6. $$|Z_6| = 3/7$$ , $$\theta_6 = 330^{\circ}$$
.

## Solutions to the Above Questions

1)
1. $$|z_1| = 1$$ , $$\theta_1 = \pi$$ or $$\theta_1 = 180^{\circ}$$      convention(2) gives the same values for the argument
2. $$|z_2| = 2$$ , $$\theta_2 = 3\pi/2$$ or $$\theta_2 = 270^{\circ}$$      convention(2) gives: $$- \pi/2$$ or $$-90^{\circ}$$
3. $$|z_3| = 2$$ , $$\theta_3 = 11 \pi/6$$ or $$\theta_3 = 330^{\circ}$$      convention(2) gives: $$- \pi/6$$ or $$-30^{\circ}$$
4. $$| z_4 | = 6$$ , $$\theta_4 = 2\pi/3$$ or $$\theta_4 = 120^{\circ}$$      convention(2) gives same values for the argument.
5. $$| z_5 | = 2 \sqrt 7$$ , $$\theta_5 = 7\pi/4$$ or $$\theta_5 = 315^{\circ}$$      convention(2) gives: $$- \pi/4$$ or $$-45^{\circ}$$
.

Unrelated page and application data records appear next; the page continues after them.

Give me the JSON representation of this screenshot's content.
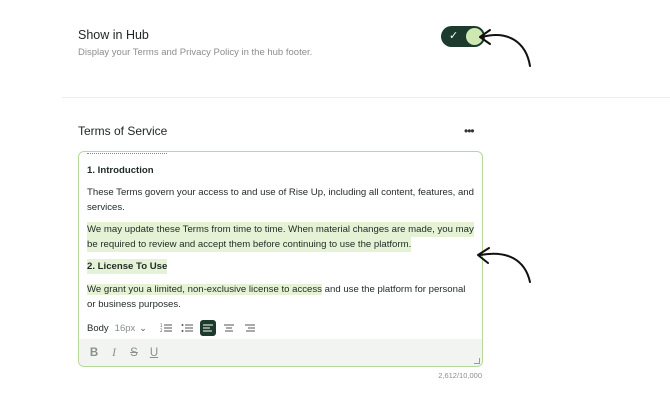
{
  "hub_setting": {
    "title": "Show in Hub",
    "description": "Display your Terms and Privacy Policy in the hub footer.",
    "enabled": true,
    "check_glyph": "✓"
  },
  "terms": {
    "title": "Terms of Service",
    "more_glyph": "•••",
    "lines": [
      {
        "text": "1. Introduction",
        "bold": true,
        "highlight": false
      },
      {
        "text": "These Terms govern your access to and use of Rise Up, including all content, features, and",
        "bold": false,
        "highlight": false
      },
      {
        "text": "services.",
        "bold": false,
        "highlight": false
      },
      {
        "text": "We may update these Terms from time to time. When material changes are made, you may",
        "bold": false,
        "highlight": true
      },
      {
        "text": "be required to review and accept them before continuing to use the platform.",
        "bold": false,
        "highlight": true
      },
      {
        "text": "2. License To Use",
        "bold": true,
        "highlight": true
      },
      {
        "text": "We grant you a limited, non-exclusive license to access",
        "bold": false,
        "highlight": true
      },
      {
        "text": " and use the platform for personal",
        "bold": false,
        "highlight": false
      },
      {
        "text": "or business purposes.",
        "bold": false,
        "highlight": false
      }
    ],
    "toolbar": {
      "style": "Body",
      "size": "16px",
      "chevron": "⌄",
      "active_align": "left"
    },
    "format_buttons": [
      "B",
      "I",
      "S",
      "U"
    ],
    "counter": "2,612/10,000"
  },
  "colors": {
    "toggle_bg": "#1d3a2e",
    "toggle_knob": "#cfe8b2",
    "highlight": "#e6f2d6",
    "editor_border": "#b8d79a"
  },
  "icons": [
    "check-icon",
    "more-icon",
    "chevron-down-icon",
    "ordered-list-icon",
    "bullet-list-icon",
    "align-left-icon",
    "align-center-icon",
    "align-right-icon",
    "bold-icon",
    "italic-icon",
    "strikethrough-icon",
    "underline-icon",
    "curved-arrow-icon"
  ]
}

2)
1. $$Z_1 = 0.5 (\cos 1.2 + i \sin 2.1) \approx 0.18 + 0.43 i$$
2. $$Z_2 = 3.4 (\cos \pi/2 + i \sin \pi/2) = - 3.4 i$$
3. $$Z_3 = 4 (\cos 0 + i \sin 0) = 4$$
4. $$Z_4 = 12 (\cos 122^{\circ} + i \sin 122^{\circ} ) \approx -6.36 + 10.18 i$$
5. $$Z_5 = 200 (\cos 5\pi/3 + i \sin 5\pi/3 )= 100-100\sqrt{3} i$$
6. $$Z_6 = (3/7) (\cos 330^{\circ} + i \sin 330^{\circ} ) = \dfrac{3\sqrt{3}}{14}- \dfrac{3}{14} i$$
.